## What is being asked
Scan the listing below for "mnemonic", then report every line that has it.

## Task input

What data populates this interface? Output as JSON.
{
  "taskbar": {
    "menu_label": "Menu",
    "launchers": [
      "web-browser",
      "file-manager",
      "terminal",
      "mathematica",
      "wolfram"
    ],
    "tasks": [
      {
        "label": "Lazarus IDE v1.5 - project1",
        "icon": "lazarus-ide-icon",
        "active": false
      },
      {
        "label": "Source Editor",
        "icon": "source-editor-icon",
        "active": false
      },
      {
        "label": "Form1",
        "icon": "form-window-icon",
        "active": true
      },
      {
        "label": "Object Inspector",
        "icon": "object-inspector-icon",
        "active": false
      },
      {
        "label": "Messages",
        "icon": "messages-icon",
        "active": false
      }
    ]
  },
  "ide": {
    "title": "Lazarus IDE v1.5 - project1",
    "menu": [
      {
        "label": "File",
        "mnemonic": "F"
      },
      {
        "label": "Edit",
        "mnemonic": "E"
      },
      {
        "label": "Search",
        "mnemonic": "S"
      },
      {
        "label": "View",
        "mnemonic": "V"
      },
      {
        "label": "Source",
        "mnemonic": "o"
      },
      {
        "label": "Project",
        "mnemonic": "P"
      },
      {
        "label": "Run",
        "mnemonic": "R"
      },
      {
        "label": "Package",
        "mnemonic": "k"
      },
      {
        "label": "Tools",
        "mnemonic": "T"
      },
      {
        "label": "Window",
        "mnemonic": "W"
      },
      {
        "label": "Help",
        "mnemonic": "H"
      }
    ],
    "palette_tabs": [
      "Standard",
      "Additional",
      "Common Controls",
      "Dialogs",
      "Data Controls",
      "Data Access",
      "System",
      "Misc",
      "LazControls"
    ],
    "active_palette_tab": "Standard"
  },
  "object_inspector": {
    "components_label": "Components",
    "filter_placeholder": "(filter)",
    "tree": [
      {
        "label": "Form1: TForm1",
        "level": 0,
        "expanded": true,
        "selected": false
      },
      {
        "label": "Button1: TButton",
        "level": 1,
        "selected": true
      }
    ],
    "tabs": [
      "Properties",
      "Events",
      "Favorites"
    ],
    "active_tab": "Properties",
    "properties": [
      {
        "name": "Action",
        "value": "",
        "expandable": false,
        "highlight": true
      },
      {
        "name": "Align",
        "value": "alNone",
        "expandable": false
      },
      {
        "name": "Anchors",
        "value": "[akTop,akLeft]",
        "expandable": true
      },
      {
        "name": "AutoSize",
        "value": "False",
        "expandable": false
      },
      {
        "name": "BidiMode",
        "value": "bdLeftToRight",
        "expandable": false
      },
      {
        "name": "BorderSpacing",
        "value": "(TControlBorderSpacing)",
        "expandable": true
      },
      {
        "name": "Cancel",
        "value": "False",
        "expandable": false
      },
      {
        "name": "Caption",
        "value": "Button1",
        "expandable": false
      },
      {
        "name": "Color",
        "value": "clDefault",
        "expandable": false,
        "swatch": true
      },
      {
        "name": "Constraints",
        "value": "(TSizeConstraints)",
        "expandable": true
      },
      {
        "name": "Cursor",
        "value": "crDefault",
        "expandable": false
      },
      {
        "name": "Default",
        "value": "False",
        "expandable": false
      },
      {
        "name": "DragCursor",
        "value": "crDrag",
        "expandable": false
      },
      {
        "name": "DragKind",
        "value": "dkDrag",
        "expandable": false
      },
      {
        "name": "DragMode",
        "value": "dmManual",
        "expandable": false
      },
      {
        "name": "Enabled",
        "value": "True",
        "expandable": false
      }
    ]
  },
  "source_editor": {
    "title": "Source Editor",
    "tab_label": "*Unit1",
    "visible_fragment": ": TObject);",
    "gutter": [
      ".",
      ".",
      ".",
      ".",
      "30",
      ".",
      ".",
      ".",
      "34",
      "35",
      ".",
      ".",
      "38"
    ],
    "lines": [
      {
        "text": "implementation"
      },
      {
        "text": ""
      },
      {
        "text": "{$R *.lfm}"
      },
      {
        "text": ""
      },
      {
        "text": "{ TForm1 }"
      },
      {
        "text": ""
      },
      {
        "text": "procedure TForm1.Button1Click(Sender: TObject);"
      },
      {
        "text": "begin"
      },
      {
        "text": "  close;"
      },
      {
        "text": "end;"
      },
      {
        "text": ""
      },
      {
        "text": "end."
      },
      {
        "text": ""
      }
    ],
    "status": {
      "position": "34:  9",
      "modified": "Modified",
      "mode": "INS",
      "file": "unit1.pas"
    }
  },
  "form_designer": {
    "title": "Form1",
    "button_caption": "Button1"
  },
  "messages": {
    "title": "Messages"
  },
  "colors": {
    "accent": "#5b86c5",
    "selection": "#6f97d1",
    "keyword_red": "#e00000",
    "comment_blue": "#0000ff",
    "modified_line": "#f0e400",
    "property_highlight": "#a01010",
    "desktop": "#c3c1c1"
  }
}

## Solution for this problem
        "mnemonic": "F"
        "mnemonic": "E"
        "mnemonic": "S"
        "mnemonic": "V"
        "mnemonic": "o"
        "mnemonic": "P"
        "mnemonic": "R"
        "mnemonic": "k"
        "mnemonic": "T"
        "mnemonic": "W"
        "mnemonic": "H"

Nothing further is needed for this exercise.